Each woman, mother-in-law and daughter-in-law, wants to be the A person in her family, whose needs and values carry authority. When a woman’s mother starts telling her “what she should do” the daughter, as the wife/mother in her household, can express her irritation, challenge her mother and move on. The rhythms of mother/daughter conflict are, by this time, well oiled. If she challenges her mother-in-law, however, those rhythms jerk and break. Each is alarmed by what might happen, so each turns away from the other when dissatisfaction percolates. Perhaps, instead of direct confrontation, each complains to the man in the middle, the son and partner, who often makes things worse by defending his mother (so the wife feels undermined and betrayed); or, he defends his wife against his mother’s complaints, so his mother worries that she is losing a special closeness to her son.

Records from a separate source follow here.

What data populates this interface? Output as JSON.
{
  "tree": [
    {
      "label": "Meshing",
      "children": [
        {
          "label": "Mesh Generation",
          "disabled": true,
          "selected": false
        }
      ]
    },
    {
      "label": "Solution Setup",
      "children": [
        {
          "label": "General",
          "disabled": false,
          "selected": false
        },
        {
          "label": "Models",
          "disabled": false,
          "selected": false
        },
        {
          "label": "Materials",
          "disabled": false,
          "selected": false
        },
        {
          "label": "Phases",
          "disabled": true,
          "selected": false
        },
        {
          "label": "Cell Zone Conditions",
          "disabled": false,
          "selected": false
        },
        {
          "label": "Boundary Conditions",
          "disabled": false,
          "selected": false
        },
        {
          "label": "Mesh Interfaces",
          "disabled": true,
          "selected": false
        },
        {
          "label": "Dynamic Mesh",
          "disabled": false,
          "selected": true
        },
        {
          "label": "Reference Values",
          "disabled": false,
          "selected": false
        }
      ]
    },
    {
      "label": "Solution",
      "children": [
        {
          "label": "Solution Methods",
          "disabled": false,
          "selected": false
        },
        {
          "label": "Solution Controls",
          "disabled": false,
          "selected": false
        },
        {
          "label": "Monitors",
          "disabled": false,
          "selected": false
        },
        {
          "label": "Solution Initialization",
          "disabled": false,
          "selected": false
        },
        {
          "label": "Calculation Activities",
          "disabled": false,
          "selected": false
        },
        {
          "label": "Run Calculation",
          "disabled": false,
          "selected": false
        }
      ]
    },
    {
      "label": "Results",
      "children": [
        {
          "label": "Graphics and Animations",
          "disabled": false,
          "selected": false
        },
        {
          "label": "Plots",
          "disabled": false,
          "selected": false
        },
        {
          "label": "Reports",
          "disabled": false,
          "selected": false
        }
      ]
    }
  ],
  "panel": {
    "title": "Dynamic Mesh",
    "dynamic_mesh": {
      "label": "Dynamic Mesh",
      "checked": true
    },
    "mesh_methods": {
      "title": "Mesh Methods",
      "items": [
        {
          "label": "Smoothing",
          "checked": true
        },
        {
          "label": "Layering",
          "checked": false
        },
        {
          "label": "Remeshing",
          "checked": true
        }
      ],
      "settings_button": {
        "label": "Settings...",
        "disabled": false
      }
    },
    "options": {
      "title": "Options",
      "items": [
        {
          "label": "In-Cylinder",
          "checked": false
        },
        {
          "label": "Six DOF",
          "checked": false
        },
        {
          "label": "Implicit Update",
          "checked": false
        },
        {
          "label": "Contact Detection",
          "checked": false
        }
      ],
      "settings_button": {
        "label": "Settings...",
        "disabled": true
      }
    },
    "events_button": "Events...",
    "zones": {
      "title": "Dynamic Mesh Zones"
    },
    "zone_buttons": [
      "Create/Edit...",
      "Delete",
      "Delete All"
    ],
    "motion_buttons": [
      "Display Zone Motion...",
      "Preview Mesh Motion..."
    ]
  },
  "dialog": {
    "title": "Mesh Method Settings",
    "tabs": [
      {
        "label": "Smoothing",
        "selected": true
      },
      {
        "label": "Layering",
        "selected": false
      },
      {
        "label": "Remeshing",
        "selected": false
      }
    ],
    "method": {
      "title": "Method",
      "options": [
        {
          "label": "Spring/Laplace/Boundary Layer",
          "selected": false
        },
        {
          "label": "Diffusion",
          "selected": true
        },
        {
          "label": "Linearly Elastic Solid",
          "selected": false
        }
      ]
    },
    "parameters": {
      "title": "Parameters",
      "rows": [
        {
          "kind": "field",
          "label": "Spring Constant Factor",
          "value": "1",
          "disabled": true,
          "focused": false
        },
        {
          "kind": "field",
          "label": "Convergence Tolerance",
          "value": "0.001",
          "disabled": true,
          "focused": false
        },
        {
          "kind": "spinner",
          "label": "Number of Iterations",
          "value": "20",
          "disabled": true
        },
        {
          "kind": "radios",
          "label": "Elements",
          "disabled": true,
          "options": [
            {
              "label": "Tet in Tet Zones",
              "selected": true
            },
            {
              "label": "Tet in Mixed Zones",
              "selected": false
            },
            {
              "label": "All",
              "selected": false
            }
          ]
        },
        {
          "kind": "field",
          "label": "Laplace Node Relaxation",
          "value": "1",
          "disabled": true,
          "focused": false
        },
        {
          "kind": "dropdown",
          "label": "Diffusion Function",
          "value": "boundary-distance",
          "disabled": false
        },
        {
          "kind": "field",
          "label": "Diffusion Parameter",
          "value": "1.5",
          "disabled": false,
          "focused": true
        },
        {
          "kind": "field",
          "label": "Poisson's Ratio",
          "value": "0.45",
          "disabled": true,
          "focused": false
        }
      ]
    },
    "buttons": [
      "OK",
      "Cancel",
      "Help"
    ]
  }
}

Another notable absence in any genetic explanation (acknowledged by the researchers themselves) is family culture. Each family has its own set of rules that members generally follow. More often than not, the rules disappear into the background and emerge simply as measures of what is “normal” and what is “right.” It is likely that family culture has much to do with disagreements over money and care, as well as love and respect. If we are to understand in law conflict in ways that improve affinal relationships, we need to understand how people themselves respond to specific interactions between them. When we keep our focus on that, we can improve in-law relationships, even though some of the conflict may indeed arise from our selfish genes.